These barriers include language difficulties, discrimination, and isolation to name a few (Mangan & Winter, 2017).

Although many RBSs and their families place a high value on higher education, these barriers can make it more difficult to obtain a degree and secure employment in their desired field (Stevenson & Willott, 2007).

Even further, relative to other student populations, research involving the voices of RBSs in higher education is relatively scarce and desperately needed to inform educational practices and programs (Mangan & Winter, 2017).


The Multilingual Student Alliance mission is to provide a welcoming, comfortable atmosphere for current and future Boise State multilingual students so they can better adjust to university life and achieve their educational goals.

Study Goals

Investigate the degree to which involvement in a RBS organization on campus (Multilingual Student Alliance) is linked to students’

  • sense of campus belonging
  • overall satisfaction with the university
  • educational experiences


We used Qualtrics to create the survey as well as gather and analyze the data.

We emailed surveys to current and past members of the Multilingual Student Alliance to find out how the organization impacted their academic performance, sense of belonging, awareness of campus resources and utilizing them, and their overall satisfaction with the university.

The survey was approximated to take 15-30 minutes.

Participants (N = 10)

Males (n = 5); Females (n = 5)

Variable Range M (SD)
Age (years) 18 – 52 26.40 (9.13)
GPA 2.47 – 4.00 3.37 (0.51)
Languages spoken 2 – 5 3.60 (0.92)

Languages Spoken

Pie chart of languages - contact presenter for data set
There were a total of 14 languages spoken by participants with English being the largest group. English, Arabic, Somali, Swahili, French, Lingala, Kizigua, Mai Mai, Norwegian, Kinyarwanda, Kirundi, Uzbek, Dari/Dari Persian/Farsi, Turkish.

Country of Residence Prior to U.S.

Pie chart of countries - contact researcher for specific data
Kenya, Turkey, Cameroon, Azerbajan, Uganda

Key Findings

Sense of Belonging

Since you joined the MLSA, how has your sense of belonging on campus changed?

Belonging Bar chart
It has decreased a little, 1 participant; it has remained the same, 1 participant; It has increased a little, 3 participants; it has increased a lot, 2 participants

“Just being able to be around other students that I share the same background makes me feel like I’m not alone and it also decreases the intimidation feeling I had around campus.”

Overall University Satisfaction
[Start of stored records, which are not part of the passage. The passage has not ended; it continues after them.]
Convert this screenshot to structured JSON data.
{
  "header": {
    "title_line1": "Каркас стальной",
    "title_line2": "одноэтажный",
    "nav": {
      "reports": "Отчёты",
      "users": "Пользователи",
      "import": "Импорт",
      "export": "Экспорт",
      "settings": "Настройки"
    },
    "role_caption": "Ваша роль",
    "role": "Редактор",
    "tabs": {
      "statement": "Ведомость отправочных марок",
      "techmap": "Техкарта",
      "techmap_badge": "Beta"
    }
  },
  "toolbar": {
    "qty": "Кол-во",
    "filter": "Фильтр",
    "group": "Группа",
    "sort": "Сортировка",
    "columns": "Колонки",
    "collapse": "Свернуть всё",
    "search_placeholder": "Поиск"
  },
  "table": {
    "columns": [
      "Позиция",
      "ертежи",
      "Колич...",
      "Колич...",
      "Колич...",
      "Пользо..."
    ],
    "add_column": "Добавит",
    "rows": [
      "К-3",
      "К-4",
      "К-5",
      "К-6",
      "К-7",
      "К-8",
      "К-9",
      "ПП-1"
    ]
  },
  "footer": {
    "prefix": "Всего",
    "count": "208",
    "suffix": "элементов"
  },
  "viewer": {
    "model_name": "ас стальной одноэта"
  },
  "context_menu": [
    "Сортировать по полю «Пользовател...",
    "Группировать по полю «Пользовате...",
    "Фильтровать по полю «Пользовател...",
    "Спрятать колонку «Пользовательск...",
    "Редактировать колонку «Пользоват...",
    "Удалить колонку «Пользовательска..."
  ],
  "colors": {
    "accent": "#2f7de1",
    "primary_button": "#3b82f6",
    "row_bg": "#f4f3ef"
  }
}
Since you joined the MLSA, how has your overall satisfaction with the university changed?

university satisfaction bar chart
It has remained the same, 4 participants; It has increased a little, 3 participants

“I like [the university] now because I have people  that I can talk to.”

Educational Experiences

Ed Experience bar chart - contact presenter for specific data
  • Grades improved – 0% in agreement
  • Class attendance improved – less than 50% in agreement
  • Encouraged to seek campus resources – 100% in agreement
  • Use campus resources – more than 75% in agreement
  • More connected to campus resources – less than 75% in agreement
  • Enjoy classes more – less than 50% in agreement
  • Explore more career opportunities – less than 50% in agreement
  • Gained new career networks, skills, or knowledge – less than 75% in agreement
  • New peers and friends – more than 75% in agreement
  • Faculty and staff support – more than 75% in agreement

“… the MLSA gave inspiration for my current research and career goals.”


Our research provides RBSs an opportunity to voice their experiences on campus and share how a student-led organization like the MLSA can lift students up to their full potential.

Future Directions

Interview students for more in-depth responses about involvement in the MLSA and their educational experiences.

Investigate how being involved in any organization on campus influences students.

Conduct similar research in high schools.

The same research could also be conducted with other minority groups on campus to explore whether involvement in student-led organizations enhances their sense of belonging and educational experiences.

Additional Information

For questions or comments about this research, contact Shukuru Kamulete at